Yes. A lot of times, they just tell me. That’s the easiest way to find out. We are not mind readers. Some of us are very good at intuiting what’s going on, but for the most part, you have to tell us when things are going on. Other than that, sometimes, there will be anomalous behavior, like someone who’s been very good will suddenly stop turning in homework, will suddenly stop coming to class, and then you will notice that and go ask them what’s going on. But the best way is for students to tell us.
Agustín Rayo Associate Professor of Philosophy and Housemaster at Senior House
What stresses you out the most?

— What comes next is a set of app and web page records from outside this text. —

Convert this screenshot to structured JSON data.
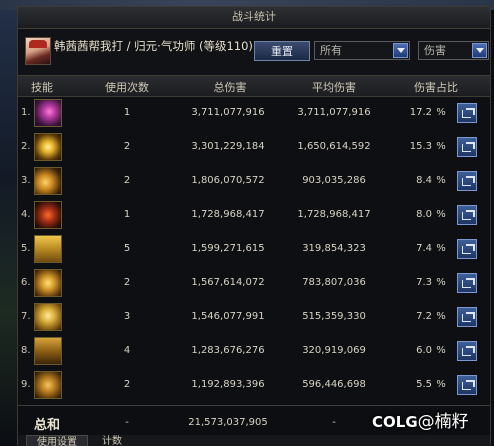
{
  "window": {
    "title": "战斗统计"
  },
  "header": {
    "character_name": "韩茜茜帮我打 / 归元·气功师 (等级110)",
    "reset_label": "重置",
    "filter_select": "所有",
    "metric_select": "伤害"
  },
  "columns": [
    "技能",
    "使用次数",
    "总伤害",
    "平均伤害",
    "伤害占比"
  ],
  "rows": [
    {
      "index": "1.",
      "icon": "skill-icon-1",
      "uses": "1",
      "total": "3,711,077,916",
      "avg": "3,711,077,916",
      "pct": "17.2",
      "pct_unit": "%"
    },
    {
      "index": "2.",
      "icon": "skill-icon-2",
      "uses": "2",
      "total": "3,301,229,184",
      "avg": "1,650,614,592",
      "pct": "15.3",
      "pct_unit": "%"
    },
    {
      "index": "3.",
      "icon": "skill-icon-3",
      "uses": "2",
      "total": "1,806,070,572",
      "avg": "903,035,286",
      "pct": "8.4",
      "pct_unit": "%"
    },
    {
      "index": "4.",
      "icon": "skill-icon-4",
      "uses": "1",
      "total": "1,728,968,417",
      "avg": "1,728,968,417",
      "pct": "8.0",
      "pct_unit": "%"
    },
    {
      "index": "5.",
      "icon": "skill-icon-5",
      "uses": "5",
      "total": "1,599,271,615",
      "avg": "319,854,323",
      "pct": "7.4",
      "pct_unit": "%"
    },
    {
      "index": "6.",
      "icon": "skill-icon-6",
      "uses": "2",
      "total": "1,567,614,072",
      "avg": "783,807,036",
      "pct": "7.3",
      "pct_unit": "%"
    },
    {
      "index": "7.",
      "icon": "skill-icon-7",
      "uses": "3",
      "total": "1,546,077,991",
      "avg": "515,359,330",
      "pct": "7.2",
      "pct_unit": "%"
    },
    {
      "index": "8.",
      "icon": "skill-icon-8",
      "uses": "4",
      "total": "1,283,676,276",
      "avg": "320,919,069",
      "pct": "6.0",
      "pct_unit": "%"
    },
    {
      "index": "9.",
      "icon": "skill-icon-9",
      "uses": "2",
      "total": "1,192,893,396",
      "avg": "596,446,698",
      "pct": "5.5",
      "pct_unit": "%"
    }
  ],
  "total": {
    "label": "总和",
    "uses": "-",
    "total": "21,573,037,905",
    "avg": "-"
  },
  "tabs": [
    "使用设置",
    "计数"
  ],
  "watermark": {
    "logo": "COLG",
    "text": "@楠籽"
  }
}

The most stressful stage in my career was trying to get a job, but tenure was certainly a close second. Just being in graduate school was stressful too, partly because there was just so much uncertainty. I worried that I would just end up back in my mom’s apartment, which seemed like a horrifying thought.

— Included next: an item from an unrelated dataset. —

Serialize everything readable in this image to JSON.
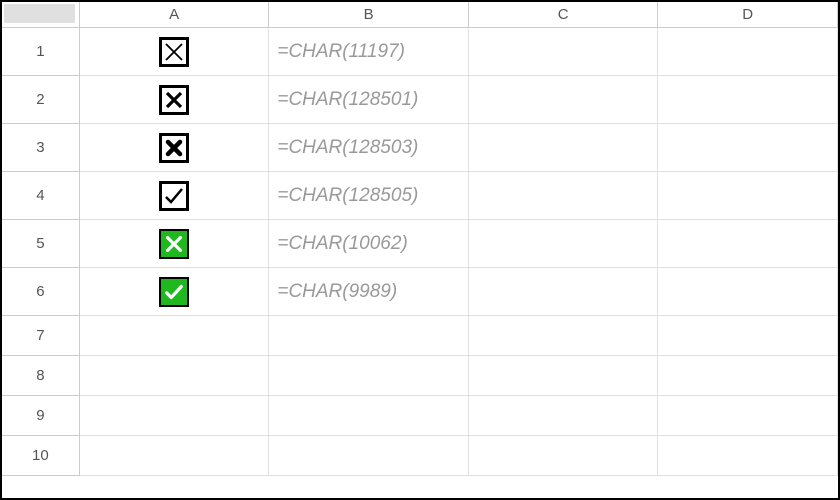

As housemaster, what kinds of stress do students come to you with?
Often, by the time the issue gets to me, it’s pretty bad. We get the cases that are very, very complicated. It’s not like giving the person a pat on the shoulder is going to solve the problem. Difficult cases are often cases where there are many problems at once. So it’s not that so-and-so isn’t doing well in school, it’s that they’re not doing well in school, and there’s a big issue at home, and maybe they’ve lost some measure of support from their parents, and maybe there’s a drug issue — all of that together is what can’t be dealt with.
So what can you do to help them?

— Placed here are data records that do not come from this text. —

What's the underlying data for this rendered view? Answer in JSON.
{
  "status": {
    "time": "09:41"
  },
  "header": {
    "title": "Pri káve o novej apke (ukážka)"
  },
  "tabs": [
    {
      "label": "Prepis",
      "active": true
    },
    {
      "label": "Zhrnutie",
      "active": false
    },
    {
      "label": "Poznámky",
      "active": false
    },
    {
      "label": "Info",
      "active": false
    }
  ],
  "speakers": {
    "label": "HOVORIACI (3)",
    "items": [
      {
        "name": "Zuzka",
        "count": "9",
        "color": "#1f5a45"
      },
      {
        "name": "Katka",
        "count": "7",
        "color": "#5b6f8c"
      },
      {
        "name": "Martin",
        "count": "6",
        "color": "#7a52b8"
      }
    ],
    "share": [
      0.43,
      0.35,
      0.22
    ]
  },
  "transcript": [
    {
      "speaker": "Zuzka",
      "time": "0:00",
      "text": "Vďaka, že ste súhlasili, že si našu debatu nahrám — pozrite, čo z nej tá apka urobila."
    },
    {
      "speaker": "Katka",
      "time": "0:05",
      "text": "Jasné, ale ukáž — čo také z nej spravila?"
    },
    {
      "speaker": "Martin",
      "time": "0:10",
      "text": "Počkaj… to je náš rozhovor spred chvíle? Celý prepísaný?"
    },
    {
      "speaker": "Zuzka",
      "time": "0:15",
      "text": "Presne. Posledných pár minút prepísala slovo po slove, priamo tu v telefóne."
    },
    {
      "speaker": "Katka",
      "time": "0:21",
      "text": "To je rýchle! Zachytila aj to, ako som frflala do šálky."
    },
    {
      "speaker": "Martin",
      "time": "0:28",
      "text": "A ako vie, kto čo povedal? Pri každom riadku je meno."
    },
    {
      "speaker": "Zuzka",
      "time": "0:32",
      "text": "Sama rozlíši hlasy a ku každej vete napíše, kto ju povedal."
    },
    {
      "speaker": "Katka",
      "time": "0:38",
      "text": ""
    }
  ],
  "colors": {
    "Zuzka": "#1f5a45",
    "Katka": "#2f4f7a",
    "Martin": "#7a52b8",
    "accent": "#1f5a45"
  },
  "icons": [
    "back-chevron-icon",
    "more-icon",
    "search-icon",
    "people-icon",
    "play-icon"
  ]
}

For complicated cases like those, I just don’t have the expertise, but I do think that the resources MIT has are really amazing, so we would refer people. One thing that helps me refer people is that MIT Mental Health basically saved my own life and certainly my career, because when I was in graduate school here, it was rough for me. I think that being able to see someone at Mental Health made a huge difference. It kept me on track and made it possible for me to make a career out of philosophy. The main thing I say to our students when they come in stressed is that I urge them to see that there is no reason why they have to face these issues alone.
Do you think the stressful experiences are worth it?
Getting a job in my field was very, very hard for me. And in the end, it worked, I love my department, and there’s no other place I’d rather be, because now I’m married to the woman I love, and I have the perfect job, and I have security. But that did involve many, many years of my life being very lonely and very stressed, and it felt like there was room for little else in my life besides work. Looking back, now, I feel like I was lucky, and that big sacrifice was worth it. But I think there’s a nearby possible universe in which one makes that sacrifice and it doesn’t work. I don’t know what I would recommend to myself if I had that opportunity, because I know that if you rolled the dice again you might get a different result. I think that for many MIT students, it definitely is worth it, because you drink from that firehose for four years, but then you have the world before you and there’s so much you can do with an MIT degree and with the kinds of tools you get at MIT. But I think for some people it’s just so stressful that they’re destroying themselves. It’s great to graduate from MIT, but it’s not that great that it’s worth destroying yourself. And I think that’s one more reason not to go about it alone, because if you’re going through a rough patch, talking to someone from the outside can let you know whether this is just the kind of pain it takes to get an MIT degree, and it’s normal, or whether it’s crossed the line and it’s really bad for you.